CEDIA presented the results of its annual U.S. Market Size & Scope of the Residential Technology System industry survey, taken in mid-June, at its Expo 2019 show, and it showed that current housing market dynamics point to increased opportunity for connected-technology integrators – especially among affordable-home buyers, according to a summary given by Grant Farnsworth of The Farnsworth Group, which did the research.

However, multiple housing market dynamics are at play – and are making an impact. For one thing, he said, people aren’t selling their homes as frequently, which is affecting market inventory.

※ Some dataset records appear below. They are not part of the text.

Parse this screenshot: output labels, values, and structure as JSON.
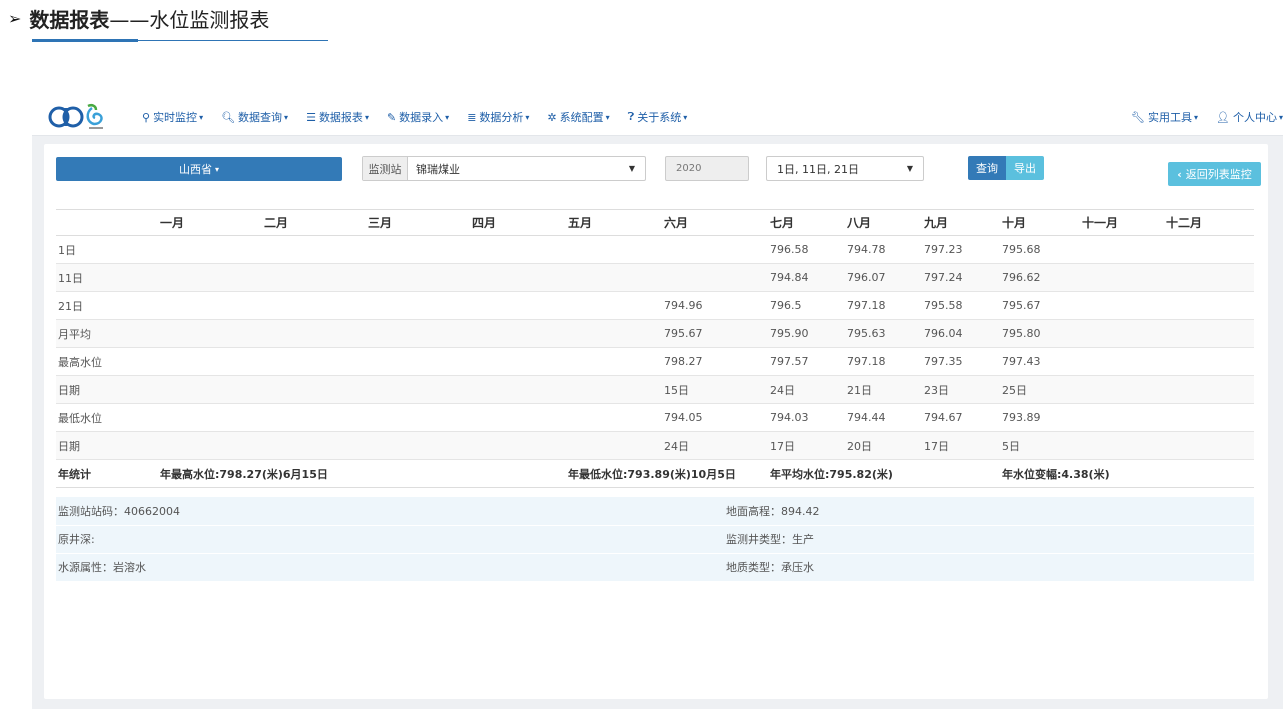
{
  "heading": {
    "arrow": "➢",
    "strong": "数据报表",
    "rest": "——水位监测报表"
  },
  "navbar": {
    "menu": [
      {
        "icon": "map-marker-icon",
        "glyph": "⚲",
        "label": "实时监控"
      },
      {
        "icon": "search-icon",
        "glyph": "🔍︎",
        "label": "数据查询"
      },
      {
        "icon": "list-icon",
        "glyph": "☰",
        "label": "数据报表"
      },
      {
        "icon": "edit-icon",
        "glyph": "✎",
        "label": "数据录入"
      },
      {
        "icon": "tasks-icon",
        "glyph": "≣",
        "label": "数据分析"
      },
      {
        "icon": "cog-icon",
        "glyph": "✲",
        "label": "系统配置"
      },
      {
        "icon": "question-circle-icon",
        "glyph": "❓︎",
        "label": "关于系统"
      }
    ],
    "right": [
      {
        "icon": "wrench-icon",
        "glyph": "🔧︎",
        "label": "实用工具"
      },
      {
        "icon": "user-icon",
        "glyph": "👤︎",
        "label": "个人中心"
      }
    ],
    "caret": "▾"
  },
  "filters": {
    "province": "山西省",
    "station_label": "监测站",
    "station_value": "锦瑞煤业",
    "year": "2020",
    "days": "1日, 11日, 21日",
    "query": "查询",
    "export": "导出",
    "back": "返回列表监控",
    "back_icon": "‹"
  },
  "table": {
    "months": [
      "一月",
      "二月",
      "三月",
      "四月",
      "五月",
      "六月",
      "七月",
      "八月",
      "九月",
      "十月",
      "十一月",
      "十二月"
    ],
    "rows": [
      {
        "label": "1日",
        "values": [
          "",
          "",
          "",
          "",
          "",
          "",
          "796.58",
          "794.78",
          "797.23",
          "795.68",
          "",
          ""
        ]
      },
      {
        "label": "11日",
        "values": [
          "",
          "",
          "",
          "",
          "",
          "",
          "794.84",
          "796.07",
          "797.24",
          "796.62",
          "",
          ""
        ]
      },
      {
        "label": "21日",
        "values": [
          "",
          "",
          "",
          "",
          "",
          "794.96",
          "796.5",
          "797.18",
          "795.58",
          "795.67",
          "",
          ""
        ]
      },
      {
        "label": "月平均",
        "values": [
          "",
          "",
          "",
          "",
          "",
          "795.67",
          "795.90",
          "795.63",
          "796.04",
          "795.80",
          "",
          ""
        ]
      },
      {
        "label": "最高水位",
        "values": [
          "",
          "",
          "",
          "",
          "",
          "798.27",
          "797.57",
          "797.18",
          "797.35",
          "797.43",
          "",
          ""
        ]
      },
      {
        "label": "日期",
        "values": [
          "",
          "",
          "",
          "",
          "",
          "15日",
          "24日",
          "21日",
          "23日",
          "25日",
          "",
          ""
        ]
      },
      {
        "label": "最低水位",
        "values": [
          "",
          "",
          "",
          "",
          "",
          "794.05",
          "794.03",
          "794.44",
          "794.67",
          "793.89",
          "",
          ""
        ]
      },
      {
        "label": "日期",
        "values": [
          "",
          "",
          "",
          "",
          "",
          "24日",
          "17日",
          "20日",
          "17日",
          "5日",
          "",
          ""
        ]
      }
    ],
    "summary": {
      "label": "年统计",
      "max": "年最高水位:798.27(米)6月15日",
      "min": "年最低水位:793.89(米)10月5日",
      "avg": "年平均水位:795.82(米)",
      "change": "年水位变幅:4.38(米)"
    }
  },
  "info": {
    "station_code": "监测站站码：40662004",
    "ground_elevation": "地面高程：894.42",
    "well_depth": "原井深:",
    "well_type": "监测井类型：生产",
    "water_source": "水源属性：岩溶水",
    "geology": "地质类型：承压水"
  }
}
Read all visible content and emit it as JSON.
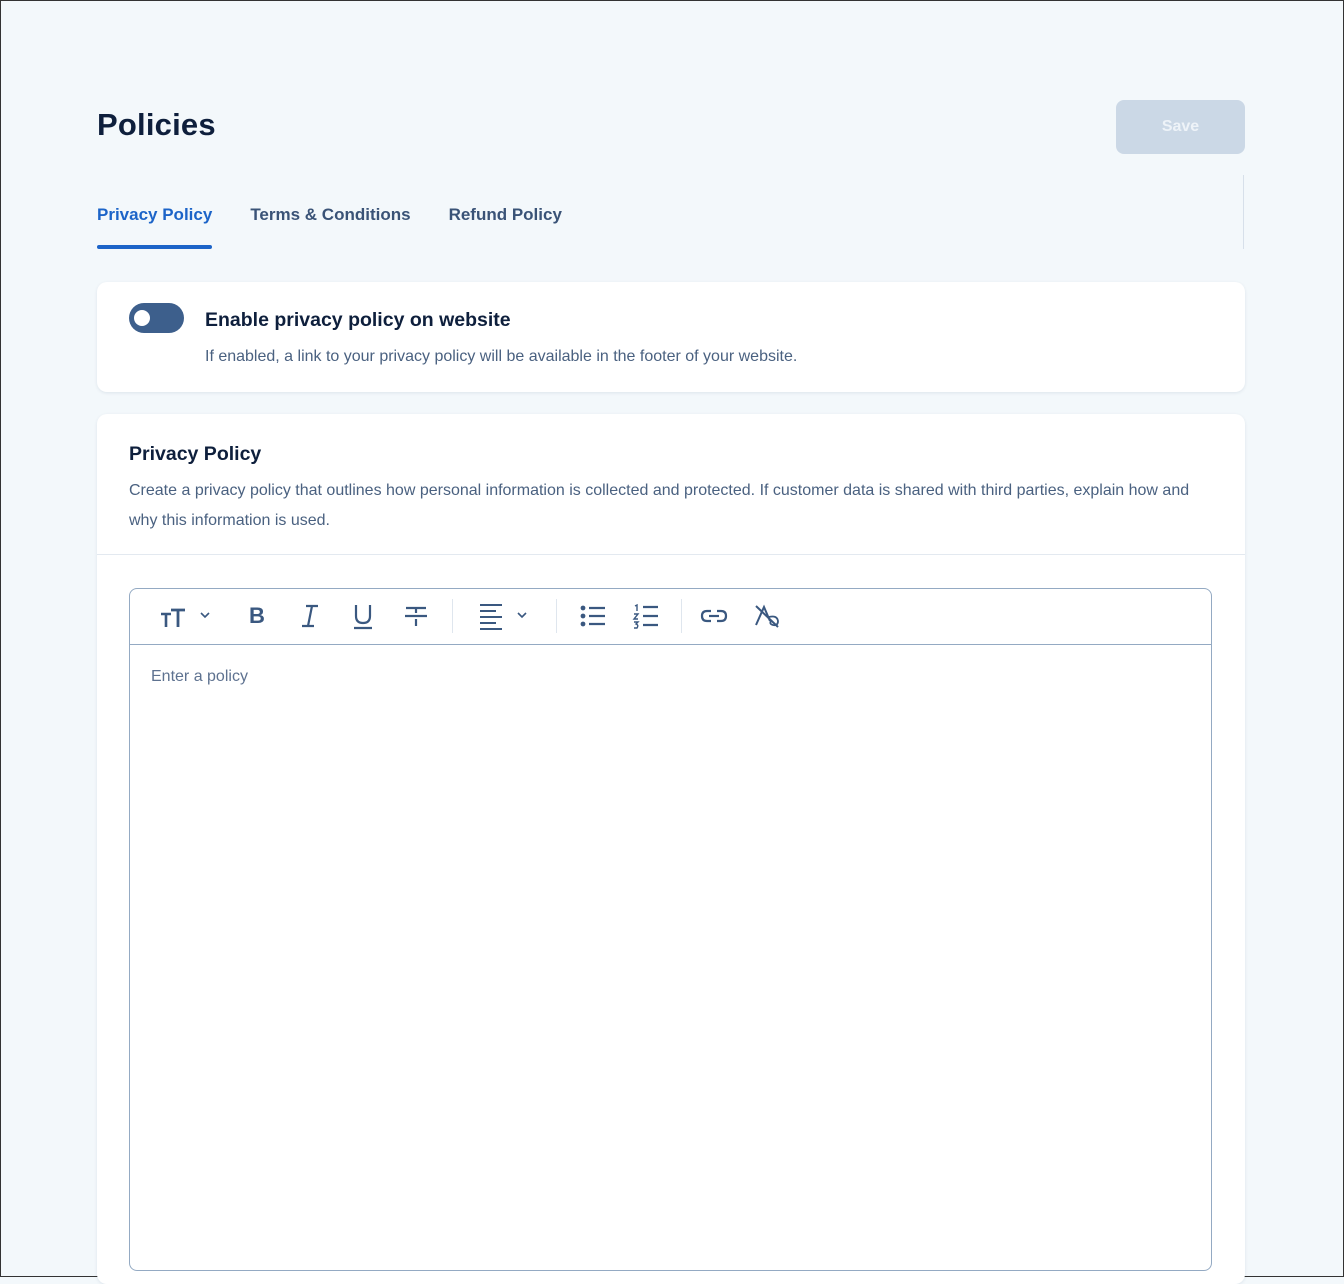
{
  "header": {
    "title": "Policies",
    "save_label": "Save"
  },
  "tabs": [
    {
      "label": "Privacy Policy",
      "active": true
    },
    {
      "label": "Terms & Conditions",
      "active": false
    },
    {
      "label": "Refund Policy",
      "active": false
    }
  ],
  "toggle_card": {
    "enabled": false,
    "title": "Enable privacy policy on website",
    "description": "If enabled, a link to your privacy policy will be available in the footer of your website."
  },
  "policy_section": {
    "title": "Privacy Policy",
    "description": "Create a privacy policy that outlines how personal information is collected and protected. If customer data is shared with third parties, explain how and why this information is used."
  },
  "editor": {
    "placeholder": "Enter a policy",
    "value": "",
    "toolbar": [
      "text-size-icon",
      "bold-icon",
      "italic-icon",
      "underline-icon",
      "strikethrough-icon",
      "align-left-icon",
      "bulleted-list-icon",
      "numbered-list-icon",
      "link-icon",
      "clear-formatting-icon"
    ],
    "toolbar_letters": {
      "bold": "B",
      "italic": "I",
      "underline": "U"
    }
  },
  "colors": {
    "accent": "#1c64c8",
    "page_background": "#f3f8fb",
    "save_disabled": "#cbd8e6",
    "toggle_off": "#3d5f8c"
  }
}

And while existing-home pricing is on the rise, the building industry is feeling the impact of tariffs on finished goods – the elements and tools needed to make new homes – putting a damper on new affordable-home construction.

In the new-construction sector, Farnsworth reported to the audience, “the luxury [home] market is saturated… The opportunity is in affordable homes… There’s still opportunity out there, but the growth will not be on the luxury side.” He noted that integrators would do well to take note of the mindset of home buyers – namely, Millennials – who are just moving up from entry-level homes and who are becoming more familiar with do-it-yourself (DIY)-friendly home technology products that are flooding the market – and that are, no doubt, whetting their appetites for deeper home control solutions.

Dovetailing with these overarching findings are the following discoveries unearthed in the course of the research:

  • Dedicated home theater and media room installations are down, in parallel with lower numbers of luxury home purchases, as are the average numbers of these types of projects executed per year.
  • Opportunities abound in the outdoor entertainment category.
  • While audio systems project numbers were reported to be flat overall, average ticket size per install was up.
  • Average gross revenues in residential installations were reported to be somewhat flat, but there is potential for growth in the commercial installation category.
  • Lighting control remains a great revenue-generator for installers.
  • Integrators are adding more of certain project types to their workloads; these include security and monitoring systems, which present “a huge opportunity” – and installers are getting better about tapping into revenue opportunities in security monitoring. These categories – including having a “healthy home,” and monitoring of homes for their health and wellness aspects, are of particular interest to younger homeowners with children.

Among the top business challenges confronting technology integrators, finding qualified employees and training them was cited by around one in five respondents. Following that as the top pain point were challenges posed by the attraction of the market ubiquity of DIY products (cited by 18 percent) followed by consumers not appreciating the value in professional products and installation (16 percent). Just 10 percent noted integration complications/reliability of products as a top challenge, attesting to the overall robustness of the technology integration industry’s offerings and services.